Next is color. Some of the LEDs produce light of a fixed color. You may be used to seeing terms like “daylight” or “warm white.” These terms are actually shorthand for “color temperature” (https://go.ttot.link/ColorTemp) measured in degrees Kelvin. Warm white corresponds roughly to 2700K, daylight to 5000K. The article I linked to shows correspondence between color temperature and environment. Some smart LEDs light up at a given temperature while others allow you to change the temperature and even the color (red, blue, green, etc).
Last thing, I promise. Base. A standard light bulb socket is known as an E26 base. There are other bases and other shapes but if you’re looking to replace a standard light bulb in the lamp on your end table, an E26 base is what you need.
Now that you have that info, what do I use and recommend? I have several LIFX bulbs like https://go.ttot.link/LIFXAmazon. Yes, they’re kinda pricey but they work, out of the box, with all the smart assistants and their app works well for setup and such. They allow you to fully adjust the color output, choosing a color (red, green, etc) or a temperature (2700K for warm white, etc). I tend to stay away from the colors and just go with white color temperatures. I change the temperature as the day goes on starting with a bright white of about 4500K in the morning to wake me up and ending with a warm white of about 2700K at night to watch TV. And if we’re watching something that is fairly dark on the TV, I can turn down the brightness of the LED. All of which I can do with the LIFX app or via my smart assistant using a command like “set color temp to 2700K” or, even better, using a custom command I’ve set up in my assistant like “set dark TV” or “set morning light.”
Other choices? I encourage you to pay attention to the lumen output of any LED. If you want to replace a 60-watt incandescent then 800 lumens is fine. But if you’re replacing a 75- or 100-watt bulb, I recommend at least a 100-lumen smart light. Sengled makes a 1,500-lumen (100-watt equivalent) multicolor bulb that connects directly to WiFi in a four-pack that’s currently $50 – https://go.ttot.link/Sengled1500.
More common are smart LED bulbs that need a hub — they connect with the hub and the hub connects to your WiFi. Ikea has an 100-lumen smart bulb that can change color temperature but not color for $13 )https://go.ttot.link/Ikea1100) and the gateway (https://go.ttot.link/IkeaGateway) is $40, which can control up to 64 LED bulbs. Once installed, it works with Siri, Alexa and Google Home. Philips Hue and GE also make gateway-controlled smart LEDs.

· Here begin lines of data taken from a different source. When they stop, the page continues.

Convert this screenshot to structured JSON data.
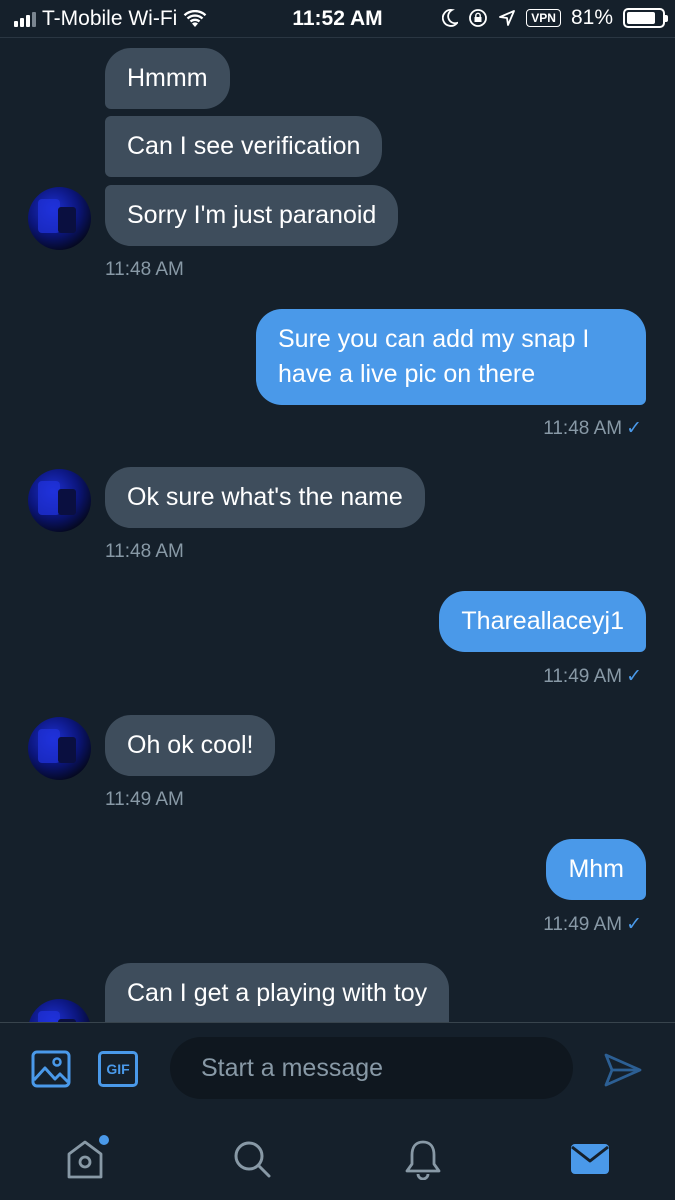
{
  "status_bar": {
    "carrier": "T-Mobile Wi-Fi",
    "time": "11:52 AM",
    "vpn": "VPN",
    "battery": "81%",
    "battery_level": 0.81
  },
  "messages": [
    {
      "text": "Hmmm",
      "direction": "incoming"
    },
    {
      "text": "Can I see verification",
      "direction": "incoming"
    },
    {
      "text": "Sorry I'm just paranoid",
      "direction": "incoming",
      "timestamp": "11:48 AM"
    },
    {
      "text": "Sure you can add my snap I have a live pic on there",
      "direction": "outgoing",
      "timestamp": "11:48 AM"
    },
    {
      "text": "Ok sure what's the name",
      "direction": "incoming",
      "timestamp": "11:48 AM"
    },
    {
      "text": "Thareallaceyj1",
      "direction": "outgoing",
      "timestamp": "11:49 AM"
    },
    {
      "text": "Oh ok cool!",
      "direction": "incoming",
      "timestamp": "11:49 AM"
    },
    {
      "text": "Mhm",
      "direction": "outgoing",
      "timestamp": "11:49 AM"
    },
    {
      "text": "Can I get a playing with toy",
      "direction": "incoming"
    }
  ],
  "read_check": "✓",
  "composer": {
    "gif_label": "GIF",
    "placeholder": "Start a message"
  },
  "tabs": [
    {
      "name": "home",
      "icon": "home-icon",
      "has_notification": true
    },
    {
      "name": "search",
      "icon": "search-icon"
    },
    {
      "name": "notifications",
      "icon": "bell-icon"
    },
    {
      "name": "messages",
      "icon": "mail-icon",
      "active": true
    }
  ],
  "colors": {
    "background": "#15202b",
    "incoming_bubble": "#3e4d5c",
    "outgoing_bubble": "#4a99e9",
    "accent": "#4a99e9",
    "timestamp": "#8899a6"
  }
}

That’s it for this week. Note that my intent with these columns is to spark your curiosity, give you enough information to get started, and arm you with the necessary keywords (or buzzwords) so you’ll understand the basics and are equipped to search for more detailed information.

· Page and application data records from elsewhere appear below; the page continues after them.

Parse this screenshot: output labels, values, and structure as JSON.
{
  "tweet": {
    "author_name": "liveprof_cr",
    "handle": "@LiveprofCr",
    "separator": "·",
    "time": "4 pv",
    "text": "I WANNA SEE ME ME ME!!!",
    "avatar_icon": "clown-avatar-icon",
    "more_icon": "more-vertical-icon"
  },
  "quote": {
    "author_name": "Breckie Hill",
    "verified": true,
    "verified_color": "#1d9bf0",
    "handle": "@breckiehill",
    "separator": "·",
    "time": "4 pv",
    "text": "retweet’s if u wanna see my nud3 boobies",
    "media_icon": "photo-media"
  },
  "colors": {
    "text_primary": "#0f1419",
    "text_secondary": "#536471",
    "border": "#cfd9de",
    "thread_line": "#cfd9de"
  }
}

Email me with questions, comments, suggestions, requests for future columns, whatever at [email protected] and don’t forget that I maintain links to the original columns with live, clickable links to all the references at https://go.ttot.link/TGColumns+Links or https://go.ttot.link/TGC+L. It should be updated shortly after this column appears online. My links tell me that I’m getting some international readers — France, Belgium and Germany among other countries. If you’re an international reader, drop me a quick note and say hi!
Tony Sumrall, a Hillsboro native whose parents ran the former Highland Lanes bowling alley, is a maker with both leadership and technical skills. He’s been in the computing arena since his graduation from Miami University with a bachelor’s degree in systems analysis, working for and with companies ranging in size from five to hundreds of thousands of employees. He holds five patents and lives and thrives in Silicon Valley which feeds his love for all things tech.